He was 15, alone, with nowhere to go.
A few blocks away, he knocked on the door of O'Malley Masterson. He asked if she remembered her promise.
In that pivotal moment in his life, she took him in.
"She didn't have to do it," Jerry says now.
She was married, with an infant daughter, Sally. But Anne and her husband, Vince, saw something in this teenage orphan. He stayed with the Mastersons for the better part of 10 years. At Timon, at the beginning, he struggled in the classroom. He tore up his knee, playing football.
Mel Palano, a coach who would become a legendary athletic director, got him to a doctor. Palano thought it over and offered some advice: Run track and cross country.
"I knew his story," said Palano, now 91. "He was the toughest little kid I ever saw."
Jerry started running. He rarely stopped. By his senior year, he was almost unbeatable in cross country. In track, he brought his time in the mile down to the 4:20s. He lost his last race, by a second, at the Connecticut Street Armory.
He was crushed, until a man approached him and shook his hand. Dr. Everett Ockerman, track and cross country coach at Niagara University, introduced himself. He asked Jerry if he'd be interested in a scholarship.
"But I lost the race," Jerry said.
"You never gave up," replied Ockerman, who became another key mentor in his life.
Jerry went to Niagara, where Ockerman looked out for him. In the summer, he worked in a coke-making plant or the steel mill. The conditions could be terrifying. He saw a red-hot bar of iron go through a man's chest.
"The older guys would say to me: 'Stay in school,'" Jerry said.
He listened. From that point on, it was all acceleration. He ran for a couple of years before an injury ended his career. He renewed his dedication to academics. He graduated and wondered what was next.
Again, when he needed it, someone stepped in. Palano called, from Timon. He wondered if Jerry wanted to teach history.
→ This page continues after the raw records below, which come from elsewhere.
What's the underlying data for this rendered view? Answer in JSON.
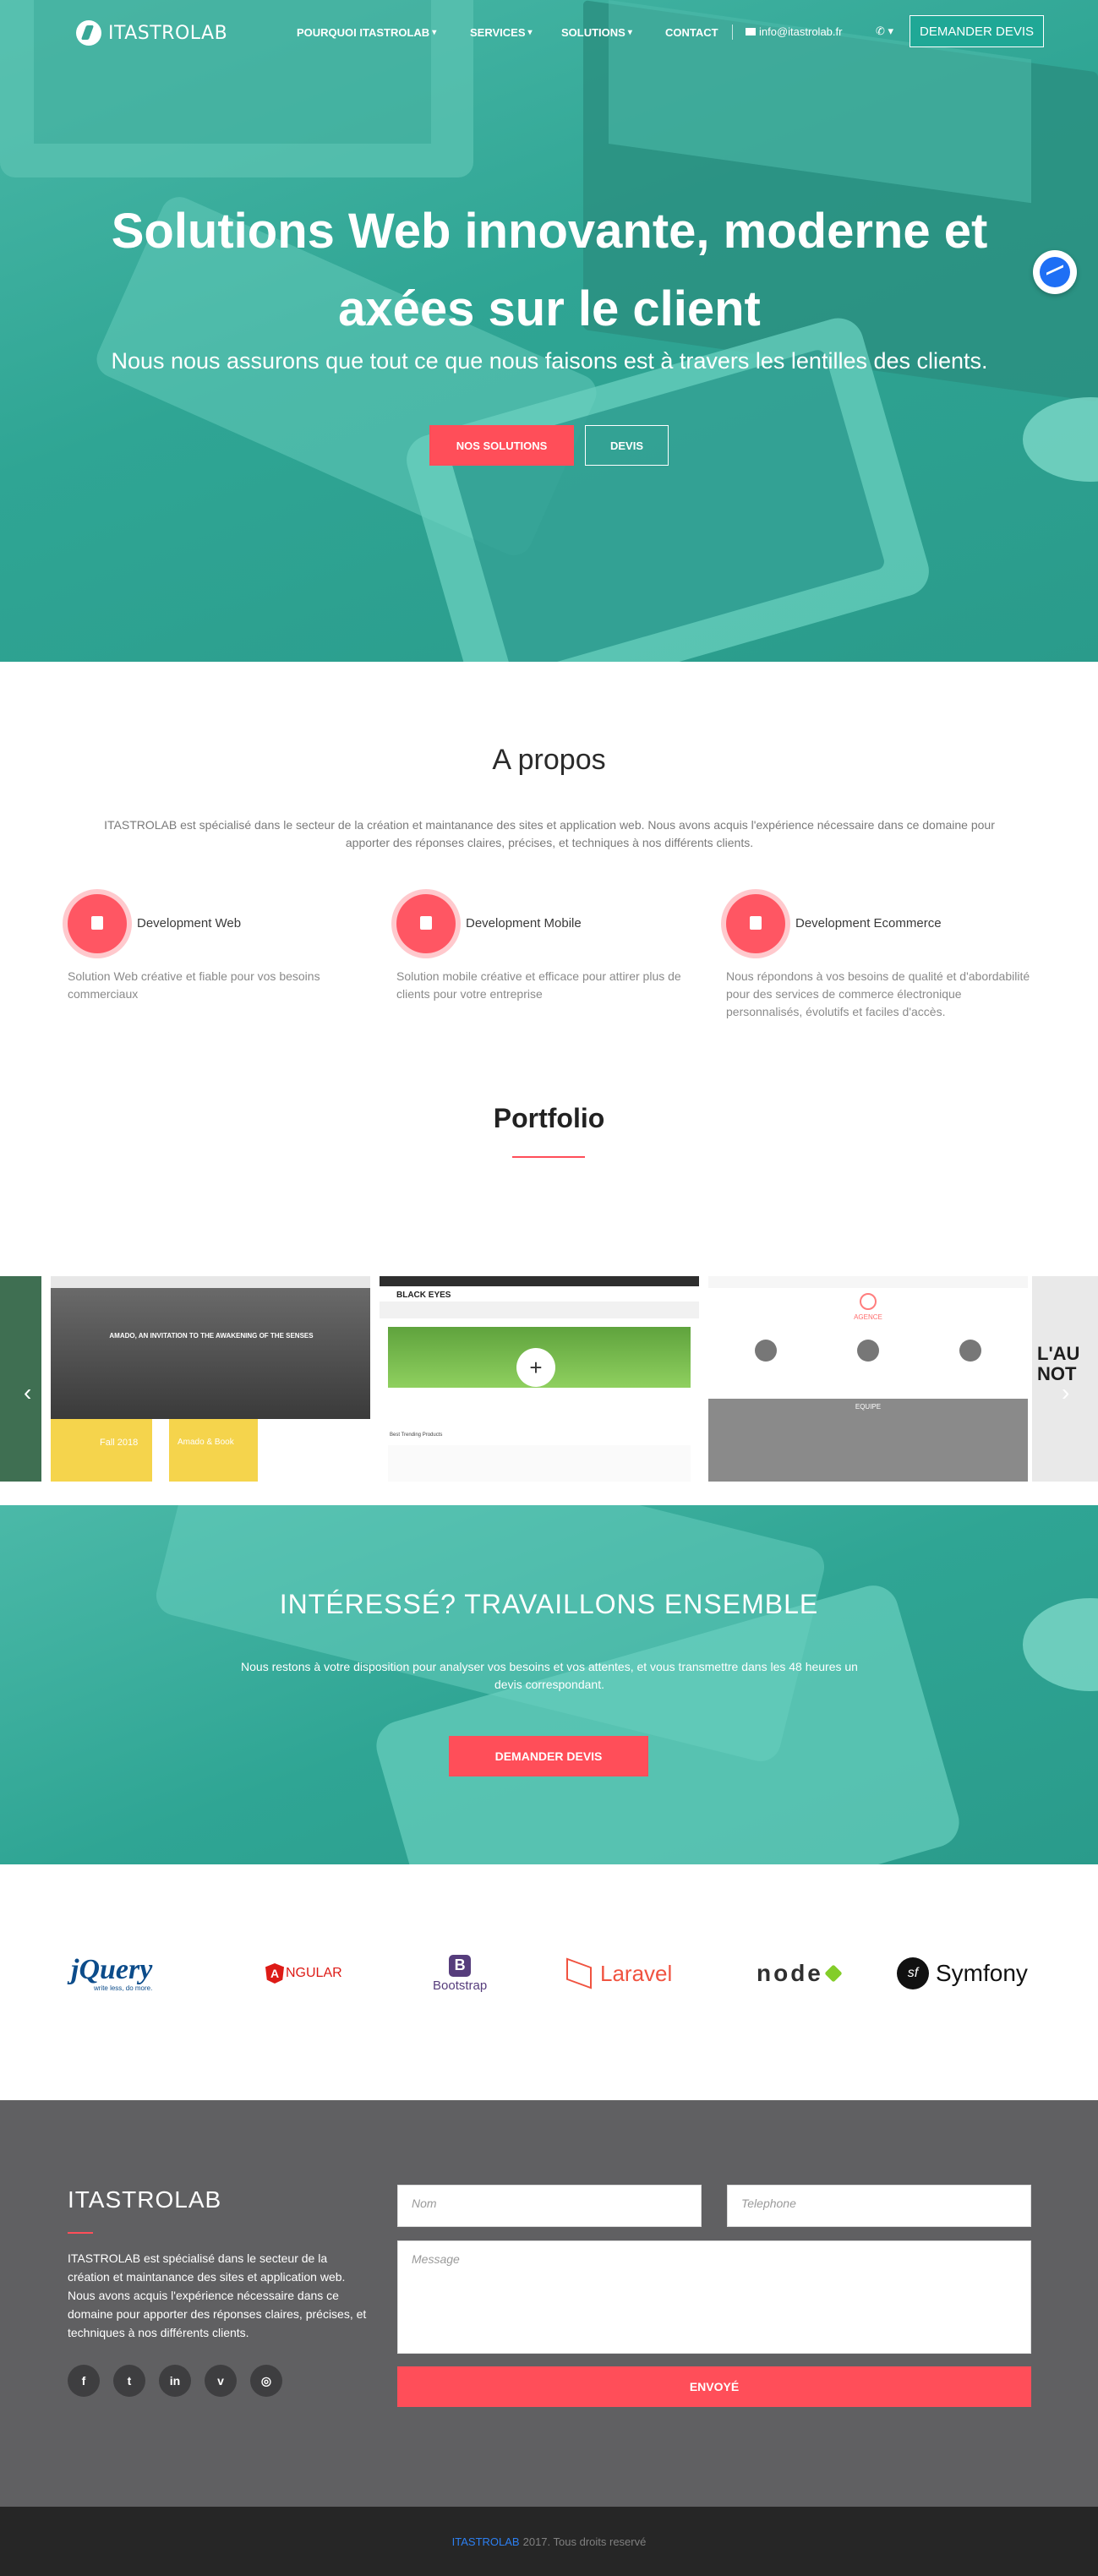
{
  "colors": {
    "accent": "#ff4e59",
    "teal": "#2fa594",
    "footer_bg": "#606062",
    "copyright_bg": "#262626"
  },
  "nav": {
    "logo": "ITASTROLAB",
    "items": [
      {
        "label": "POURQUOI ITASTROLAB",
        "icon": "caret-down-icon"
      },
      {
        "label": "SERVICES",
        "icon": "caret-down-icon"
      },
      {
        "label": "SOLUTIONS",
        "icon": "caret-down-icon"
      },
      {
        "label": "CONTACT"
      }
    ],
    "email": "info@itastrolab.fr",
    "phone_icon": "phone-icon",
    "cta": "DEMANDER DEVIS"
  },
  "hero": {
    "title_line1": "Solutions Web innovante, moderne et",
    "title_line2": "axées sur le client",
    "subtitle": "Nous nous assurons que tout ce que nous faisons est à travers les lentilles des clients.",
    "btn_primary": "NOS SOLUTIONS",
    "btn_secondary": "DEVIS"
  },
  "about": {
    "title": "A propos",
    "text": "ITASTROLAB est spécialisé dans le secteur de la création et maintanance des sites et application web. Nous avons acquis l'expérience nécessaire dans ce domaine pour apporter des réponses claires, précises, et techniques à nos différents clients.",
    "services": [
      {
        "title": "Development Web",
        "desc": "Solution Web créative et fiable pour vos besoins commerciaux",
        "icon": "globe-icon"
      },
      {
        "title": "Development Mobile",
        "desc": "Solution mobile créative et efficace pour attirer plus de clients pour votre entreprise",
        "icon": "mobile-icon"
      },
      {
        "title": "Development Ecommerce",
        "desc": "Nous répondons à vos besoins de qualité et d'abordabilité pour des services de commerce électronique personnalisés, évolutifs et faciles d'accès.",
        "icon": "cart-icon"
      }
    ]
  },
  "portfolio": {
    "title": "Portfolio",
    "slides": [
      {
        "caption": "AMADO, AN INVITATION TO THE AWAKENING OF THE SENSES",
        "tag1": "Fall 2018",
        "tag2": "Amado & Book"
      },
      {
        "caption": "BLACK EYES",
        "sub": "Best Trending Products"
      },
      {
        "caption": "AGENCE",
        "sub": "EQUIPE"
      },
      {
        "caption": "L'AU NOT"
      }
    ]
  },
  "cta": {
    "title": "INTÉRESSÉ? TRAVAILLONS ENSEMBLE",
    "text": "Nous restons à votre disposition pour analyser vos besoins et vos attentes, et vous transmettre dans les 48 heures un devis correspondant.",
    "button": "DEMANDER DEVIS"
  },
  "tech": {
    "jquery": "jQuery",
    "jquery_tag": "write less, do more.",
    "angular": "NGULAR",
    "angular_letter": "A",
    "bootstrap": "Bootstrap",
    "bootstrap_letter": "B",
    "laravel": "Laravel",
    "node": "node",
    "symfony": "Symfony",
    "symfony_letter": "sf"
  },
  "footer": {
    "title": "ITASTROLAB",
    "text": "ITASTROLAB est spécialisé dans le secteur de la création et maintanance des sites et application web. Nous avons acquis l'expérience nécessaire dans ce domaine pour apporter des réponses claires, précises, et techniques à nos différents clients.",
    "social": [
      "f",
      "t",
      "in",
      "v",
      "◎"
    ],
    "form": {
      "name_placeholder": "Nom",
      "phone_placeholder": "Telephone",
      "message_placeholder": "Message",
      "submit": "ENVOYÉ"
    },
    "copyright_brand": "ITASTROLAB",
    "copyright_text": "2017. Tous droits reservé"
  }
}
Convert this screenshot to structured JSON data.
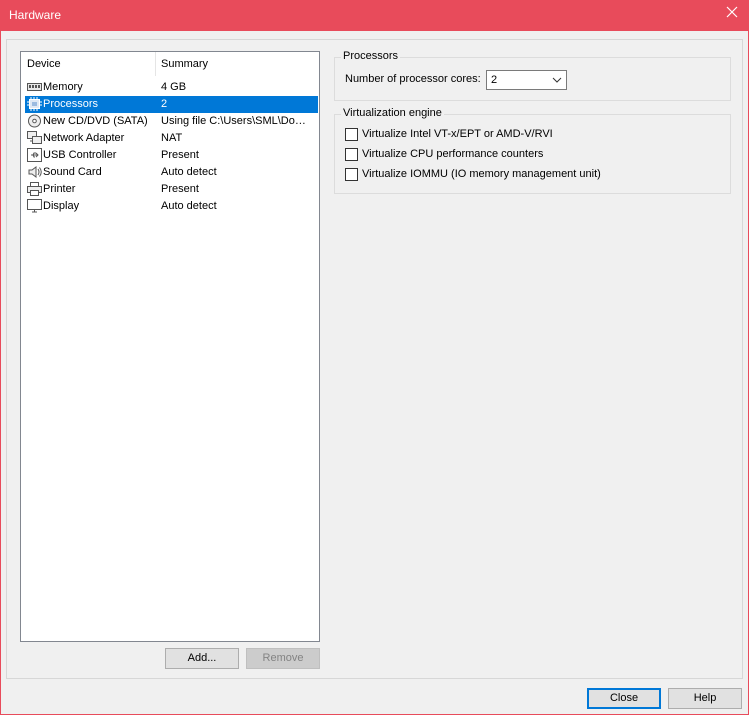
{
  "window": {
    "title": "Hardware",
    "accent_color": "#e84b5b",
    "close_icon": "close-icon"
  },
  "device_list": {
    "columns": [
      "Device",
      "Summary"
    ],
    "selected_color": "#0078d7",
    "items": [
      {
        "name": "Memory",
        "summary": "4 GB",
        "icon": "memory-icon",
        "selected": false
      },
      {
        "name": "Processors",
        "summary": "2",
        "icon": "processor-icon",
        "selected": true
      },
      {
        "name": "New CD/DVD (SATA)",
        "summary": "Using file C:\\Users\\SML\\Dow...",
        "icon": "cd-dvd-icon",
        "selected": false
      },
      {
        "name": "Network Adapter",
        "summary": "NAT",
        "icon": "network-adapter-icon",
        "selected": false
      },
      {
        "name": "USB Controller",
        "summary": "Present",
        "icon": "usb-icon",
        "selected": false
      },
      {
        "name": "Sound Card",
        "summary": "Auto detect",
        "icon": "speaker-icon",
        "selected": false
      },
      {
        "name": "Printer",
        "summary": "Present",
        "icon": "printer-icon",
        "selected": false
      },
      {
        "name": "Display",
        "summary": "Auto detect",
        "icon": "monitor-icon",
        "selected": false
      }
    ],
    "add_label": "Add...",
    "remove_label": "Remove"
  },
  "processors": {
    "group_label": "Processors",
    "cores_label": "Number of processor cores:",
    "cores_value": "2"
  },
  "virtualization": {
    "group_label": "Virtualization engine",
    "options": [
      {
        "label": "Virtualize Intel VT-x/EPT or AMD-V/RVI",
        "checked": false
      },
      {
        "label": "Virtualize CPU performance counters",
        "checked": false
      },
      {
        "label": "Virtualize IOMMU (IO memory management unit)",
        "checked": false
      }
    ]
  },
  "footer": {
    "close_label": "Close",
    "help_label": "Help"
  }
}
During that time, Jerry met Judy Schaper, when he and some buddies took a trip to Lime Lake. He and Judy soon were married. Jerry spent nine years as a teacher at Timon and Maryvale, before he decided to try a career as a broker. He hated it. He spent far too much time drinking, far too many blackout Friday nights in South Buffalo, a situation that created growing distance from his family.
Amid it all, after a downpour, he and a buddy decided to go kayaking on Cattaraugus Creek in Zoar Valley. The waters were swollen, raging, from the rain. The kayak overturned. Jerry, without a life jacket, was pulled beneath the churning torrent. He prayed to God: "Please get me out of this."
He was pushed into some rocks. He walked away unhurt. The nights in South Buffalo came to an end.
He was saved, his wife, said "physically and spiritually."
A friend told him about a program called BOCES, an educational program geared toward high school students who wanted to learn a trade, students who often struggled in traditional settings. In those teenagers, Jerry saw himself.
He taught there for 25 years, until he retired.
He and Judy raised four daughters, three of them educators. The couple has been in the same house in Williamsville since 1964. "I wouldn't have made it without her," Jerry said of his wife, recalling how she stood by him during the drinking, during the years when childhood wounds threatened to overwhelm him.
Jerry sometimes walks onto his front porch in a neighborhood shaded by ancient trees, a neighborhood where American flags seem to fly from every stoop, and he wonders:
How does an orphan who could barely read, an abandoned kid who was locked in the dark in a basement, end up in such a place?
At night, when the memories are too much to let him sleep, he makes a point of writing down what he saw. He will leave those notebooks, that detailed narrative, to his daughters. From it all, he said, there's one message he hopes they will remember, the gift so many people gave a kid who had no chance.
"I think," he said, "it's listening to both sides of a story."
Sean Kirst is a columnist with The Buffalo News. Email him at email@example.com, write to him in care of The Buffalo News, One News Plaza, Buffalo 14240 or read more of his work at http://buffalonews.com/author/skirst/